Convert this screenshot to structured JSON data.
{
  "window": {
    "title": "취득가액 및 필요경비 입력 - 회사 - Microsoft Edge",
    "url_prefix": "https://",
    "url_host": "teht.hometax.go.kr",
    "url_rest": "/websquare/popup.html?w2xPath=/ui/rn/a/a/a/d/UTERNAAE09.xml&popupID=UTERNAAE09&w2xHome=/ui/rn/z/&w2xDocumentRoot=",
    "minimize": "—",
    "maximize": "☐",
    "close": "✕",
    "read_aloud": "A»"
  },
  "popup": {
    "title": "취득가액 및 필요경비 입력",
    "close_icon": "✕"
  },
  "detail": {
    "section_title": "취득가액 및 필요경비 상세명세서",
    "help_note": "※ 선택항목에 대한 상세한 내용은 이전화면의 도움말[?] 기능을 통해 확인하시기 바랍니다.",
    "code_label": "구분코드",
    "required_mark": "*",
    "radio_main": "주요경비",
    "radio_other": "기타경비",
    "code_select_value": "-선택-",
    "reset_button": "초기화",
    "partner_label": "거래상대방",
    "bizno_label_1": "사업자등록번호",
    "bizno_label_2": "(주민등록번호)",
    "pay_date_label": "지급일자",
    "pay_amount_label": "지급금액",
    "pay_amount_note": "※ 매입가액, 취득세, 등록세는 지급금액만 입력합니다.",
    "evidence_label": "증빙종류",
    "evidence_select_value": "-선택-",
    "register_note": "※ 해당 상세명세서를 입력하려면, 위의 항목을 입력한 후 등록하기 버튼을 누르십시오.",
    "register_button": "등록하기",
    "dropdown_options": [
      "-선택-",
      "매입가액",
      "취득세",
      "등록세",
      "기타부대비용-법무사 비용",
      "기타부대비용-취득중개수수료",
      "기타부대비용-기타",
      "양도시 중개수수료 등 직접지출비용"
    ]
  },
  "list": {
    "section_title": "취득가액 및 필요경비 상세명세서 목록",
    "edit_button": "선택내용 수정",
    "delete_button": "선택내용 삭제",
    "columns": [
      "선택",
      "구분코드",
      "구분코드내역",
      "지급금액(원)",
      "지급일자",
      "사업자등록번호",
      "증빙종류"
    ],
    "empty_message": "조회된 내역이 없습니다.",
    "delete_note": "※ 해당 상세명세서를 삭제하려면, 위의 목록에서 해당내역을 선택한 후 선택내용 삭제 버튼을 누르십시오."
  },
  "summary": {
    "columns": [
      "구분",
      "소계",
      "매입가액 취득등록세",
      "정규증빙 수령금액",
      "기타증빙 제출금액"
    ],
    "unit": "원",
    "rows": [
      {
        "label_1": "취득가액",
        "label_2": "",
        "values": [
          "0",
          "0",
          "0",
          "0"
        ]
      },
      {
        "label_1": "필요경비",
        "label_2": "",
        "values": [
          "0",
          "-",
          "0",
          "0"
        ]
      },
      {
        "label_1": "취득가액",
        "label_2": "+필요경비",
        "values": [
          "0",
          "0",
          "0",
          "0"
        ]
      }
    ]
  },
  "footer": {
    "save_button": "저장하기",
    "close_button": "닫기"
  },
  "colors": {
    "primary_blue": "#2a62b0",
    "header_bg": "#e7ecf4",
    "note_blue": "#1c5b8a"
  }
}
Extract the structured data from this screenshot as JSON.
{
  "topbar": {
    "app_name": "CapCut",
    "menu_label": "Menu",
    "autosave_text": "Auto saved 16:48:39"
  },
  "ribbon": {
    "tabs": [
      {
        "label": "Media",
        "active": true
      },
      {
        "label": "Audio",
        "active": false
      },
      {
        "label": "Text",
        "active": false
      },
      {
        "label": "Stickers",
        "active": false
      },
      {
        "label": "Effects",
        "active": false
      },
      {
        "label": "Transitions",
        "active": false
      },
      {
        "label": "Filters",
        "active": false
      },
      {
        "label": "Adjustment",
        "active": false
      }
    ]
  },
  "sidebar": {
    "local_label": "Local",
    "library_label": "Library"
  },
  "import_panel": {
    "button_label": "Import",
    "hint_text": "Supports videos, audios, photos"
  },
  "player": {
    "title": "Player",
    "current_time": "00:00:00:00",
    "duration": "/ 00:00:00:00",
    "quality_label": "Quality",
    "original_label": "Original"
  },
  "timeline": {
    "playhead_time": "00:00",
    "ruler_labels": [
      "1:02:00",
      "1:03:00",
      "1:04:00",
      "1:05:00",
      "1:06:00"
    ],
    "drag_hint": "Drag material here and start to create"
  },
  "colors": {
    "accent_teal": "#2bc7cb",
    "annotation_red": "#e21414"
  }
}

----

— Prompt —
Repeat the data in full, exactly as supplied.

— Expected answer —
Convert this screenshot to structured JSON data.
{
  "window": {
    "title": "취득가액 및 필요경비 입력 - 회사 - Microsoft Edge",
    "url_prefix": "https://",
    "url_host": "teht.hometax.go.kr",
    "url_rest": "/websquare/popup.html?w2xPath=/ui/rn/a/a/a/d/UTERNAAE09.xml&popupID=UTERNAAE09&w2xHome=/ui/rn/z/&w2xDocumentRoot=",
    "minimize": "—",
    "maximize": "☐",
    "close": "✕",
    "read_aloud": "A»"
  },
  "popup": {
    "title": "취득가액 및 필요경비 입력",
    "close_icon": "✕"
  },
  "detail": {
    "section_title": "취득가액 및 필요경비 상세명세서",
    "help_note": "※ 선택항목에 대한 상세한 내용은 이전화면의 도움말[?] 기능을 통해 확인하시기 바랍니다.",
    "code_label": "구분코드",
    "required_mark": "*",
    "radio_main": "주요경비",
    "radio_other": "기타경비",
    "code_select_value": "-선택-",
    "reset_button": "초기화",
    "partner_label": "거래상대방",
    "bizno_label_1": "사업자등록번호",
    "bizno_label_2": "(주민등록번호)",
    "pay_date_label": "지급일자",
    "pay_amount_label": "지급금액",
    "pay_amount_note": "※ 매입가액, 취득세, 등록세는 지급금액만 입력합니다.",
    "evidence_label": "증빙종류",
    "evidence_select_value": "-선택-",
    "register_note": "※ 해당 상세명세서를 입력하려면, 위의 항목을 입력한 후 등록하기 버튼을 누르십시오.",
    "register_button": "등록하기",
    "dropdown_options": [
      "-선택-",
      "매입가액",
      "취득세",
      "등록세",
      "기타부대비용-법무사 비용",
      "기타부대비용-취득중개수수료",
      "기타부대비용-기타",
      "양도시 중개수수료 등 직접지출비용"
    ]
  },
  "list": {
    "section_title": "취득가액 및 필요경비 상세명세서 목록",
    "edit_button": "선택내용 수정",
    "delete_button": "선택내용 삭제",
    "columns": [
      "선택",
      "구분코드",
      "구분코드내역",
      "지급금액(원)",
      "지급일자",
      "사업자등록번호",
      "증빙종류"
    ],
    "empty_message": "조회된 내역이 없습니다.",
    "delete_note": "※ 해당 상세명세서를 삭제하려면, 위의 목록에서 해당내역을 선택한 후 선택내용 삭제 버튼을 누르십시오."
  },
  "summary": {
    "columns": [
      "구분",
      "소계",
      "매입가액 취득등록세",
      "정규증빙 수령금액",
      "기타증빙 제출금액"
    ],
    "unit": "원",
    "rows": [
      {
        "label_1": "취득가액",
        "label_2": "",
        "values": [
          "0",
          "0",
          "0",
          "0"
        ]
      },
      {
        "label_1": "필요경비",
        "label_2": "",
        "values": [
          "0",
          "-",
          "0",
          "0"
        ]
      },
      {
        "label_1": "취득가액",
        "label_2": "+필요경비",
        "values": [
          "0",
          "0",
          "0",
          "0"
        ]
      }
    ]
  },
  "footer": {
    "save_button": "저장하기",
    "close_button": "닫기"
  },
  "colors": {
    "primary_blue": "#2a62b0",
    "header_bg": "#e7ecf4",
    "note_blue": "#1c5b8a"
  }
}
Extract the structured data from this screenshot as JSON.
{
  "topbar": {
    "app_name": "CapCut",
    "menu_label": "Menu",
    "autosave_text": "Auto saved 16:48:39"
  },
  "ribbon": {
    "tabs": [
      {
        "label": "Media",
        "active": true
      },
      {
        "label": "Audio",
        "active": false
      },
      {
        "label": "Text",
        "active": false
      },
      {
        "label": "Stickers",
        "active": false
      },
      {
        "label": "Effects",
        "active": false
      },
      {
        "label": "Transitions",
        "active": false
      },
      {
        "label": "Filters",
        "active": false
      },
      {
        "label": "Adjustment",
        "active": false
      }
    ]
  },
  "sidebar": {
    "local_label": "Local",
    "library_label": "Library"
  },
  "import_panel": {
    "button_label": "Import",
    "hint_text": "Supports videos, audios, photos"
  },
  "player": {
    "title": "Player",
    "current_time": "00:00:00:00",
    "duration": "/ 00:00:00:00",
    "quality_label": "Quality",
    "original_label": "Original"
  },
  "timeline": {
    "playhead_time": "00:00",
    "ruler_labels": [
      "1:02:00",
      "1:03:00",
      "1:04:00",
      "1:05:00",
      "1:06:00"
    ],
    "drag_hint": "Drag material here and start to create"
  },
  "colors": {
    "accent_teal": "#2bc7cb",
    "annotation_red": "#e21414"
  }
}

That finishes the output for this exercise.